# PROBLEM TO WORK ON:
Please retype the listing below word for word and exclude its images.

== DATA FOR THIS TASK

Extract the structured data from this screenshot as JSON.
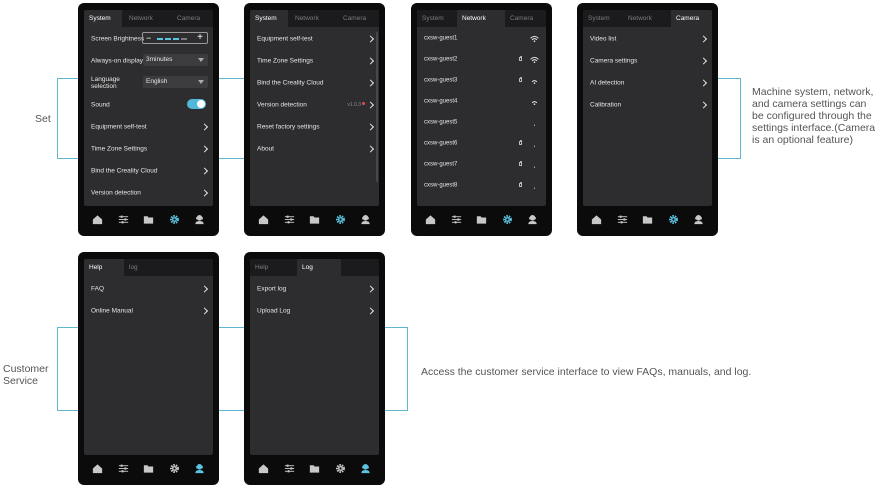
{
  "annotations": {
    "set": "Set",
    "customer_service": [
      "Customer",
      "Service"
    ],
    "settings_desc": [
      "Machine system, network,",
      "and camera settings can",
      "be configured through the",
      "settings interface.(Camera",
      "is an optional feature)"
    ],
    "service_desc": "Access the customer service interface to view FAQs, manuals, and log."
  },
  "colors": {
    "accent": "#5cc3e0",
    "connector": "#5fb8cf",
    "screen_bg": "#2d2d2f",
    "device_bg": "#0b0b0c",
    "badge": "#e24b4b"
  },
  "screen1": {
    "tabs": [
      "System",
      "Network",
      "Camera"
    ],
    "active_tab": "System",
    "rows": {
      "brightness": "Screen Brightness",
      "always_on": "Always-on display",
      "always_on_value": "3minutes",
      "language": [
        "Language",
        "selection"
      ],
      "language_value": "English",
      "sound": "Sound",
      "sound_on": true,
      "self_test": "Equipment self-test",
      "timezone": "Time Zone Settings",
      "bind": "Bind the Creality Cloud",
      "version": "Version detection"
    }
  },
  "screen2": {
    "tabs": [
      "System",
      "Network",
      "Camera"
    ],
    "active_tab": "System",
    "rows": [
      "Equipment self-test",
      "Time Zone Settings",
      "Bind the Creality Cloud",
      "Version detection",
      "Reset factory settings",
      "About"
    ],
    "version_value": "v1.0.3"
  },
  "screen3": {
    "tabs": [
      "System",
      "Network",
      "Camera"
    ],
    "active_tab": "Network",
    "networks": [
      {
        "name": "cxsw-guest1",
        "locked": false,
        "signal": "full"
      },
      {
        "name": "cxsw-guest2",
        "locked": true,
        "signal": "full"
      },
      {
        "name": "cxsw-guest3",
        "locked": true,
        "signal": "medium"
      },
      {
        "name": "cxsw-guest4",
        "locked": false,
        "signal": "medium"
      },
      {
        "name": "cxsw-guest5",
        "locked": false,
        "signal": "low"
      },
      {
        "name": "cxsw-guest6",
        "locked": true,
        "signal": "low"
      },
      {
        "name": "cxsw-guest7",
        "locked": true,
        "signal": "low"
      },
      {
        "name": "cxsw-guest8",
        "locked": true,
        "signal": "low"
      }
    ]
  },
  "screen4": {
    "tabs": [
      "System",
      "Network",
      "Camera"
    ],
    "active_tab": "Camera",
    "rows": [
      "Video list",
      "Camera settings",
      "AI detection",
      "Calibration"
    ]
  },
  "screen5": {
    "tabs": [
      "Help",
      "log"
    ],
    "active_tab": "Help",
    "rows": [
      "FAQ",
      "Online Manual"
    ]
  },
  "screen6": {
    "tabs": [
      "Help",
      "Log"
    ],
    "active_tab": "Log",
    "rows": [
      "Export log",
      "Upload Log"
    ]
  },
  "nav_icons": [
    "home-icon",
    "sliders-icon",
    "folder-icon",
    "gear-icon",
    "support-icon"
  ],
  "nav_active": {
    "settings_screens": "gear-icon",
    "service_screens": "support-icon"
  }
}
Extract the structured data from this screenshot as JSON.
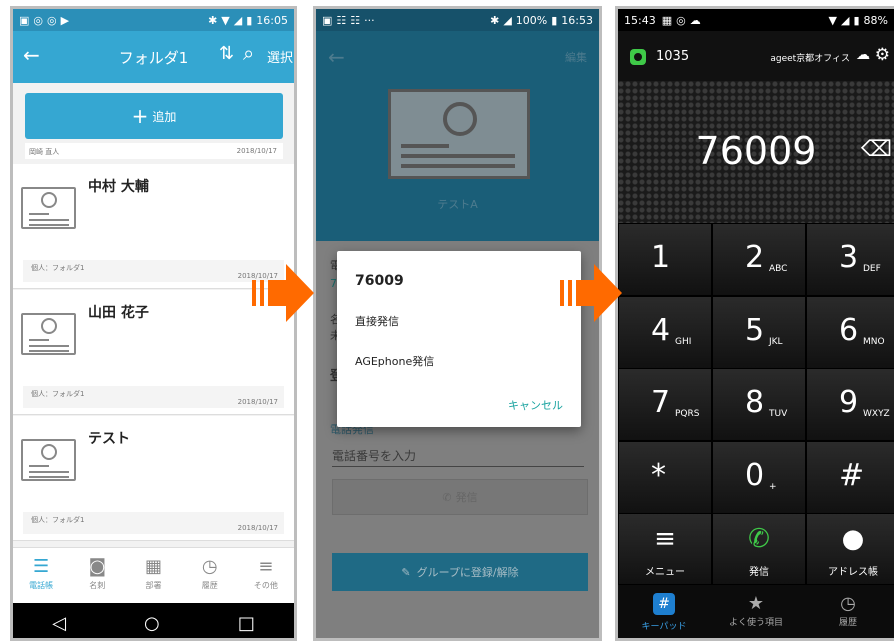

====

# EXERCISE RESULT:
Extract the structured data from this screenshot as JSON.
{
  "annotations": {
    "set": "Set",
    "customer_service": [
      "Customer",
      "Service"
    ],
    "settings_desc": [
      "Machine system, network,",
      "and camera settings can",
      "be configured through the",
      "settings interface.(Camera",
      "is an optional feature)"
    ],
    "service_desc": "Access the customer service interface to view FAQs, manuals, and log."
  },
  "colors": {
    "accent": "#5cc3e0",
    "connector": "#5fb8cf",
    "screen_bg": "#2d2d2f",
    "device_bg": "#0b0b0c",
    "badge": "#e24b4b"
  },
  "screen1": {
    "tabs": [
      "System",
      "Network",
      "Camera"
    ],
    "active_tab": "System",
    "rows": {
      "brightness": "Screen Brightness",
      "always_on": "Always-on display",
      "always_on_value": "3minutes",
      "language": [
        "Language",
        "selection"
      ],
      "language_value": "English",
      "sound": "Sound",
      "sound_on": true,
      "self_test": "Equipment self-test",
      "timezone": "Time Zone Settings",
      "bind": "Bind the Creality Cloud",
      "version": "Version detection"
    }
  },
  "screen2": {
    "tabs": [
      "System",
      "Network",
      "Camera"
    ],
    "active_tab": "System",
    "rows": [
      "Equipment self-test",
      "Time Zone Settings",
      "Bind the Creality Cloud",
      "Version detection",
      "Reset factory settings",
      "About"
    ],
    "version_value": "v1.0.3"
  },
  "screen3": {
    "tabs": [
      "System",
      "Network",
      "Camera"
    ],
    "active_tab": "Network",
    "networks": [
      {
        "name": "cxsw-guest1",
        "locked": false,
        "signal": "full"
      },
      {
        "name": "cxsw-guest2",
        "locked": true,
        "signal": "full"
      },
      {
        "name": "cxsw-guest3",
        "locked": true,
        "signal": "medium"
      },
      {
        "name": "cxsw-guest4",
        "locked": false,
        "signal": "medium"
      },
      {
        "name": "cxsw-guest5",
        "locked": false,
        "signal": "low"
      },
      {
        "name": "cxsw-guest6",
        "locked": true,
        "signal": "low"
      },
      {
        "name": "cxsw-guest7",
        "locked": true,
        "signal": "low"
      },
      {
        "name": "cxsw-guest8",
        "locked": true,
        "signal": "low"
      }
    ]
  },
  "screen4": {
    "tabs": [
      "System",
      "Network",
      "Camera"
    ],
    "active_tab": "Camera",
    "rows": [
      "Video list",
      "Camera settings",
      "AI detection",
      "Calibration"
    ]
  },
  "screen5": {
    "tabs": [
      "Help",
      "log"
    ],
    "active_tab": "Help",
    "rows": [
      "FAQ",
      "Online Manual"
    ]
  },
  "screen6": {
    "tabs": [
      "Help",
      "Log"
    ],
    "active_tab": "Log",
    "rows": [
      "Export log",
      "Upload Log"
    ]
  },
  "nav_icons": [
    "home-icon",
    "sliders-icon",
    "folder-icon",
    "gear-icon",
    "support-icon"
  ],
  "nav_active": {
    "settings_screens": "gear-icon",
    "service_screens": "support-icon"
  }
}
Extract the structured data from this screenshot as JSON.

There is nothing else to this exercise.